On the Way: If you hit Olympia hungry, seek out the Arepa Venezuelan food cart downtown at East 4th Avenue and Plum Street. Their eponymous dish, a stuffed corn flour bun, comes filled with cheese, veggies, beans, or meat. They also offer other kinds of Latin American street food, such as patacones (deep-fried plantain chips) and classic Cuban ropa vieja (shredded beef, beans, and rice).

Stay: Kalaloch Lodge ($130-300) perches on a bluff overlooking a tide pool-dotted beach in the coastal town of Forks. Lodging choices include comfy, shingled cabins and more modern hotel rooms in the main building. Whichever you choose, you’ll have no choice but to trade checking email and surfing the Internet for beachcombing and storm-watching—there’s no Wi-Fi here.

Eat: It’s hard to decide which is the bigger draw at Toga’s Soup House in Port Angeles: the sandwiches or the homemade soups (butternut squash, filet mignon chili). Enjoy either or both on the open-air patio of this Victorian café.

Don’t Miss: Unwind after a stiff hike in one of the natural geothermal pools at Sol Duc Hot Springs in the park’s northwest corner. Three steaming sulfur-tinged pools range from 99°F to 104°F. If you’re too relaxed to leave, there are cabins for rent.

Jaw-Dropping Viewpoint: Even if you don’t have the urge to venture into the mountainous heart of the park, you can see a good chunk of it from Hurricane Ridge, a 17-mile drive south of Port Angeles. Snowy peaks jut skyward to the south, and dozens of trails wander off in almost every direction.

Tour: Taste the Elwha River’s newly freed white water on a rafting trip with Olympic Raft and Kayak out of Port Angeles.

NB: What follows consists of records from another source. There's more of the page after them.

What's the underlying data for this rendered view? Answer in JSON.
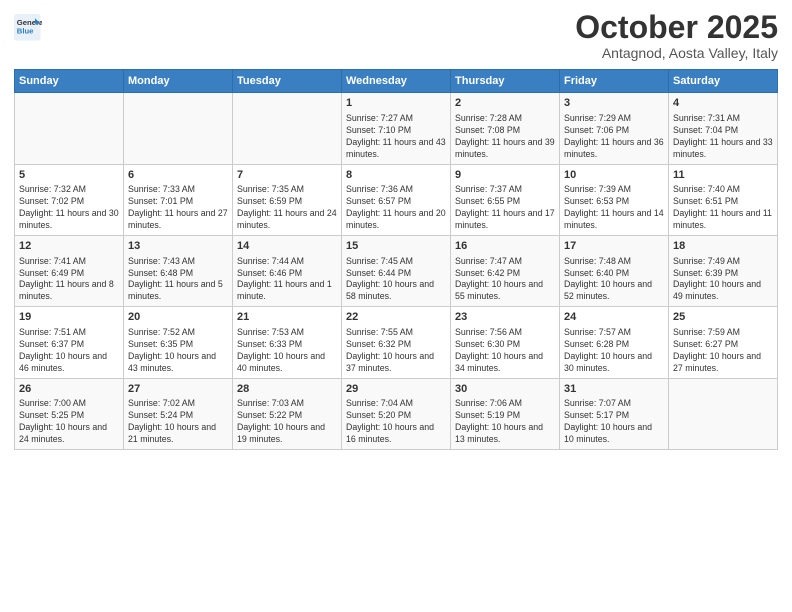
{
  "header": {
    "logo_line1": "General",
    "logo_line2": "Blue",
    "month": "October 2025",
    "location": "Antagnod, Aosta Valley, Italy"
  },
  "weekdays": [
    "Sunday",
    "Monday",
    "Tuesday",
    "Wednesday",
    "Thursday",
    "Friday",
    "Saturday"
  ],
  "weeks": [
    [
      {
        "day": "",
        "info": ""
      },
      {
        "day": "",
        "info": ""
      },
      {
        "day": "",
        "info": ""
      },
      {
        "day": "1",
        "info": "Sunrise: 7:27 AM\nSunset: 7:10 PM\nDaylight: 11 hours and 43 minutes."
      },
      {
        "day": "2",
        "info": "Sunrise: 7:28 AM\nSunset: 7:08 PM\nDaylight: 11 hours and 39 minutes."
      },
      {
        "day": "3",
        "info": "Sunrise: 7:29 AM\nSunset: 7:06 PM\nDaylight: 11 hours and 36 minutes."
      },
      {
        "day": "4",
        "info": "Sunrise: 7:31 AM\nSunset: 7:04 PM\nDaylight: 11 hours and 33 minutes."
      }
    ],
    [
      {
        "day": "5",
        "info": "Sunrise: 7:32 AM\nSunset: 7:02 PM\nDaylight: 11 hours and 30 minutes."
      },
      {
        "day": "6",
        "info": "Sunrise: 7:33 AM\nSunset: 7:01 PM\nDaylight: 11 hours and 27 minutes."
      },
      {
        "day": "7",
        "info": "Sunrise: 7:35 AM\nSunset: 6:59 PM\nDaylight: 11 hours and 24 minutes."
      },
      {
        "day": "8",
        "info": "Sunrise: 7:36 AM\nSunset: 6:57 PM\nDaylight: 11 hours and 20 minutes."
      },
      {
        "day": "9",
        "info": "Sunrise: 7:37 AM\nSunset: 6:55 PM\nDaylight: 11 hours and 17 minutes."
      },
      {
        "day": "10",
        "info": "Sunrise: 7:39 AM\nSunset: 6:53 PM\nDaylight: 11 hours and 14 minutes."
      },
      {
        "day": "11",
        "info": "Sunrise: 7:40 AM\nSunset: 6:51 PM\nDaylight: 11 hours and 11 minutes."
      }
    ],
    [
      {
        "day": "12",
        "info": "Sunrise: 7:41 AM\nSunset: 6:49 PM\nDaylight: 11 hours and 8 minutes."
      },
      {
        "day": "13",
        "info": "Sunrise: 7:43 AM\nSunset: 6:48 PM\nDaylight: 11 hours and 5 minutes."
      },
      {
        "day": "14",
        "info": "Sunrise: 7:44 AM\nSunset: 6:46 PM\nDaylight: 11 hours and 1 minute."
      },
      {
        "day": "15",
        "info": "Sunrise: 7:45 AM\nSunset: 6:44 PM\nDaylight: 10 hours and 58 minutes."
      },
      {
        "day": "16",
        "info": "Sunrise: 7:47 AM\nSunset: 6:42 PM\nDaylight: 10 hours and 55 minutes."
      },
      {
        "day": "17",
        "info": "Sunrise: 7:48 AM\nSunset: 6:40 PM\nDaylight: 10 hours and 52 minutes."
      },
      {
        "day": "18",
        "info": "Sunrise: 7:49 AM\nSunset: 6:39 PM\nDaylight: 10 hours and 49 minutes."
      }
    ],
    [
      {
        "day": "19",
        "info": "Sunrise: 7:51 AM\nSunset: 6:37 PM\nDaylight: 10 hours and 46 minutes."
      },
      {
        "day": "20",
        "info": "Sunrise: 7:52 AM\nSunset: 6:35 PM\nDaylight: 10 hours and 43 minutes."
      },
      {
        "day": "21",
        "info": "Sunrise: 7:53 AM\nSunset: 6:33 PM\nDaylight: 10 hours and 40 minutes."
      },
      {
        "day": "22",
        "info": "Sunrise: 7:55 AM\nSunset: 6:32 PM\nDaylight: 10 hours and 37 minutes."
      },
      {
        "day": "23",
        "info": "Sunrise: 7:56 AM\nSunset: 6:30 PM\nDaylight: 10 hours and 34 minutes."
      },
      {
        "day": "24",
        "info": "Sunrise: 7:57 AM\nSunset: 6:28 PM\nDaylight: 10 hours and 30 minutes."
      },
      {
        "day": "25",
        "info": "Sunrise: 7:59 AM\nSunset: 6:27 PM\nDaylight: 10 hours and 27 minutes."
      }
    ],
    [
      {
        "day": "26",
        "info": "Sunrise: 7:00 AM\nSunset: 5:25 PM\nDaylight: 10 hours and 24 minutes."
      },
      {
        "day": "27",
        "info": "Sunrise: 7:02 AM\nSunset: 5:24 PM\nDaylight: 10 hours and 21 minutes."
      },
      {
        "day": "28",
        "info": "Sunrise: 7:03 AM\nSunset: 5:22 PM\nDaylight: 10 hours and 19 minutes."
      },
      {
        "day": "29",
        "info": "Sunrise: 7:04 AM\nSunset: 5:20 PM\nDaylight: 10 hours and 16 minutes."
      },
      {
        "day": "30",
        "info": "Sunrise: 7:06 AM\nSunset: 5:19 PM\nDaylight: 10 hours and 13 minutes."
      },
      {
        "day": "31",
        "info": "Sunrise: 7:07 AM\nSunset: 5:17 PM\nDaylight: 10 hours and 10 minutes."
      },
      {
        "day": "",
        "info": ""
      }
    ]
  ]
}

Half-day excursions between two recently decommissioned dams hit several Class III rapids.

Walks:

  1. Easy: The park’s Pacific shoreline is known for sculpted sea stacks, mountains of driftwood, and hammering winter storms. Many beach hikes are easy and open-ended; try starting at Sand Point or Rialto Beach near the Ozette Ranger Station. Keep an eye out for memorials to the many ships that have wrecked here over the centuries.
  2. Moderate: Avoid the crowds on the ultra-popular Hoh River Trail by taking its equally lush cousin, the Bogachiel Trail. The route starts in the state park of the same name but soon enters the national park, an enveloping world of giant cedars, maples, and spruces. Eight miles in is the world’s largest silver fir tree.
  3. Strenuous: Among the highest trail section in the Olympics, Grand Ridge connects Obstruction Point with Deer Park. You can do the 7.4-mile route in either direction, following the roller-coaster ridgeline up and over Elk Mountain and soaking in views as far as Victoria, British Columbia.

Oddity: On the north side of the peninsula, the Elwha River recently underwent the largest dam-removal project in U.S. history. The deconstruction of the 108-foot Elwha Dam in 2012 and the 210-foot Glines Canyon Dam in 2014 restored more than 70 miles of white water and salmon-spawning streams.

Before You Come: Read A Field Guide to the Cascades and Olympics for a detailed look at the park’s plants, animals, insects, and geology.

Park Website: nps.gov/olym

Seasonal Notes: Summer is prime time weather-wise, but late spring and early fall can be equally clear and almost as warm. The rest of the year is precipitation time: frequent downpours at lower elevations and snow on the high peaks.

Comment on This Story


Nat Geo Events

Hear the world's best storytellers—in person. Up close. LIVE!

Find Events Near You


JOIN FOR FREE

Get exclusive updates, insider tips, and special discounts on travel and more.

Join Now